__Your objective__: Keep only the lines of the data below that contain "this", and copy them.

__Data to examine__:
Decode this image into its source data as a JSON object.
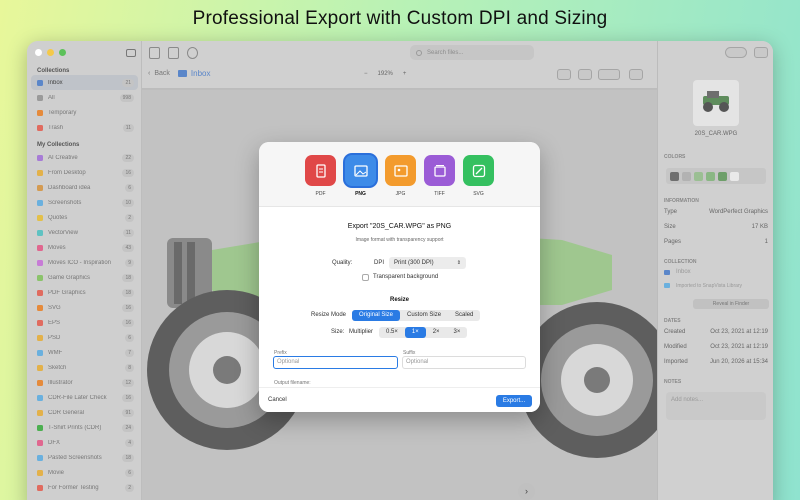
{
  "headline": "Professional Export with Custom DPI and Sizing",
  "toolbar": {
    "search_placeholder": "Search files...",
    "back_label": "Back",
    "folder_label": "Inbox",
    "zoom_level": "192%"
  },
  "sidebar": {
    "collections_heading": "Collections",
    "collections": [
      {
        "label": "Inbox",
        "count": "21",
        "color": "#5a86c9",
        "active": true
      },
      {
        "label": "All",
        "count": "998",
        "color": "#9a9a9a"
      },
      {
        "label": "Temporary",
        "count": "",
        "color": "#e58a3b"
      },
      {
        "label": "Trash",
        "count": "11",
        "color": "#e06b5f"
      }
    ],
    "my_collections_heading": "My Collections",
    "my_collections": [
      {
        "label": "AI Creative",
        "count": "22",
        "color": "#a77bd6"
      },
      {
        "label": "From Desktop",
        "count": "16",
        "color": "#e3b14a"
      },
      {
        "label": "Dashboard idea",
        "count": "6",
        "color": "#d49b52"
      },
      {
        "label": "Screenshots",
        "count": "10",
        "color": "#6ab0de"
      },
      {
        "label": "Quotes",
        "count": "2",
        "color": "#e3c04a"
      },
      {
        "label": "VectorView",
        "count": "11",
        "color": "#5fc2c2"
      },
      {
        "label": "Moves",
        "count": "43",
        "color": "#e0678f"
      },
      {
        "label": "Moves ICO - Inspiration",
        "count": "9",
        "color": "#c77bd6"
      },
      {
        "label": "Game Graphics",
        "count": "18",
        "color": "#8bc36b"
      },
      {
        "label": "PDF Graphics",
        "count": "18",
        "color": "#e06b5f"
      },
      {
        "label": "SVG",
        "count": "16",
        "color": "#e58a3b"
      },
      {
        "label": "EPS",
        "count": "16",
        "color": "#e06b5f"
      },
      {
        "label": "PSD",
        "count": "6",
        "color": "#e3b14a"
      },
      {
        "label": "WMF",
        "count": "7",
        "color": "#6ab0de"
      },
      {
        "label": "Sketch",
        "count": "8",
        "color": "#e3b14a"
      },
      {
        "label": "Illustrator",
        "count": "12",
        "color": "#e58a3b"
      },
      {
        "label": "CDR-File Later Check",
        "count": "16",
        "color": "#6ab0de"
      },
      {
        "label": "CDR General",
        "count": "91",
        "color": "#e3b14a"
      },
      {
        "label": "T-Shirt Prints (CDR)",
        "count": "24",
        "color": "#4caf50"
      },
      {
        "label": "DFX",
        "count": "4",
        "color": "#e0678f"
      },
      {
        "label": "Pasted Screenshots",
        "count": "18",
        "color": "#6ab0de"
      },
      {
        "label": "Movie",
        "count": "6",
        "color": "#e3b14a"
      },
      {
        "label": "For Former Testing",
        "count": "2",
        "color": "#e06b5f"
      }
    ]
  },
  "inspector": {
    "filename": "20S_CAR.WPG",
    "colors_heading": "COLORS",
    "swatch_colors": [
      "#6f6f6f",
      "#b2b2b2",
      "#9bbf93",
      "#8ab784",
      "#6e9f6a",
      "#e9e9e9"
    ],
    "information_heading": "INFORMATION",
    "info": [
      {
        "key": "Type",
        "value": "WordPerfect Graphics"
      },
      {
        "key": "Size",
        "value": "17 KB"
      },
      {
        "key": "Pages",
        "value": "1"
      }
    ],
    "collection_heading": "COLLECTION",
    "collection_inbox": "Inbox",
    "collection_imported": "Imported to SnapVista Library",
    "reveal_label": "Reveal in Finder",
    "dates_heading": "DATES",
    "dates": [
      {
        "key": "Created",
        "value": "Oct 23, 2021 at 12:19"
      },
      {
        "key": "Modified",
        "value": "Oct 23, 2021 at 12:19"
      },
      {
        "key": "Imported",
        "value": "Jun 20, 2026 at 15:34"
      }
    ],
    "notes_heading": "NOTES",
    "notes_placeholder": "Add notes..."
  },
  "modal": {
    "formats": [
      {
        "label": "PDF",
        "color": "#e04848",
        "icon": "pdf-file-icon"
      },
      {
        "label": "PNG",
        "color": "#3d8be8",
        "icon": "image-icon",
        "selected": true
      },
      {
        "label": "JPG",
        "color": "#f39b2d",
        "icon": "photo-icon"
      },
      {
        "label": "TIFF",
        "color": "#9b5cd6",
        "icon": "stack-images-icon"
      },
      {
        "label": "SVG",
        "color": "#35c060",
        "icon": "pen-square-icon"
      }
    ],
    "title": "Export \"20S_CAR.WPG\" as PNG",
    "subtitle": "Image format with transparency support",
    "quality_label": "Quality:",
    "dpi_label": "DPI",
    "dpi_value": "Print (300 DPI)",
    "transparent_label": "Transparent background",
    "resize_heading": "Resize",
    "resize_mode_label": "Resize Mode",
    "resize_modes": [
      "Original Size",
      "Custom Size",
      "Scaled"
    ],
    "resize_mode_selected": 0,
    "size_label": "Size:",
    "multiplier_label": "Multiplier",
    "multipliers": [
      "0.5×",
      "1×",
      "2×",
      "3×"
    ],
    "multiplier_selected": 1,
    "prefix_label": "Prefix",
    "prefix_placeholder": "Optional",
    "suffix_label": "Suffix",
    "suffix_placeholder": "Optional",
    "output_filename_label": "Output filename:",
    "cancel_label": "Cancel",
    "export_label": "Export..."
  }
}
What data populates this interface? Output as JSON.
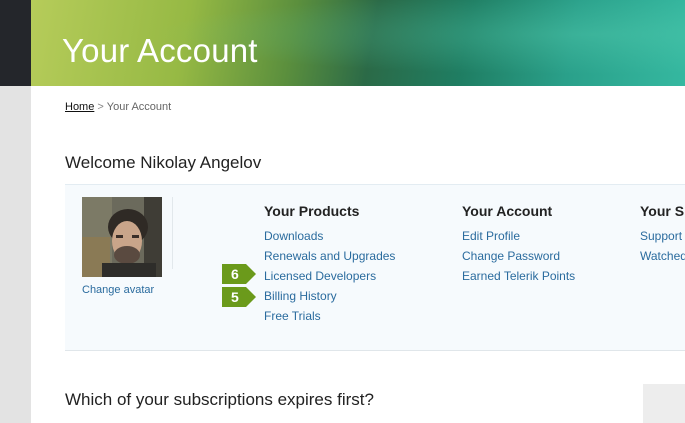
{
  "header": {
    "title": "Your Account"
  },
  "breadcrumb": {
    "home": "Home",
    "separator": ">",
    "current": "Your Account"
  },
  "welcome": "Welcome Nikolay Angelov",
  "avatar": {
    "change_label": "Change avatar"
  },
  "columns": [
    {
      "heading": "Your Products",
      "links": [
        "Downloads",
        "Renewals and Upgrades",
        "Licensed Developers",
        "Billing History",
        "Free Trials"
      ]
    },
    {
      "heading": "Your Account",
      "links": [
        "Edit Profile",
        "Change Password",
        "Earned Telerik Points"
      ]
    },
    {
      "heading": "Your S",
      "links": [
        "Support",
        "Watched"
      ]
    }
  ],
  "markers": [
    {
      "label": "6",
      "color": "#6b9a1b"
    },
    {
      "label": "5",
      "color": "#6b9a1b"
    }
  ],
  "subscriptions": {
    "title": "Which of your subscriptions expires first?"
  },
  "colors": {
    "link": "#2a6b9e",
    "panel_bg": "#f6fafd",
    "marker": "#6b9a1b"
  }
}
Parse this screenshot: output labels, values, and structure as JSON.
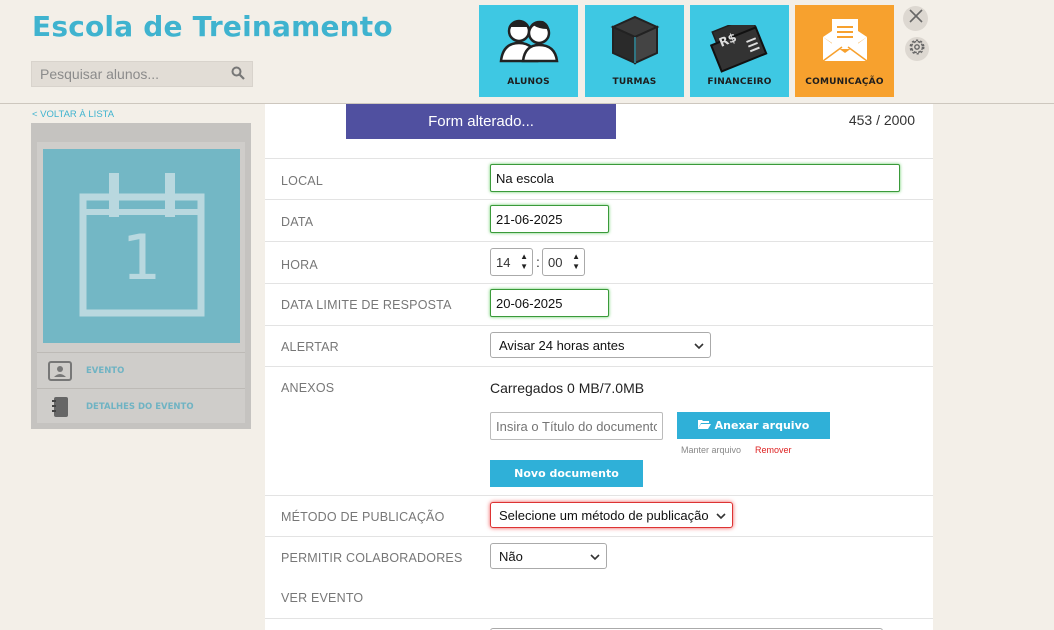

__Response area__:
Decode this image into its source data as a JSON object.
What data populates this interface? Output as JSON.
Parse this screenshot: output labels, values, and structure as JSON.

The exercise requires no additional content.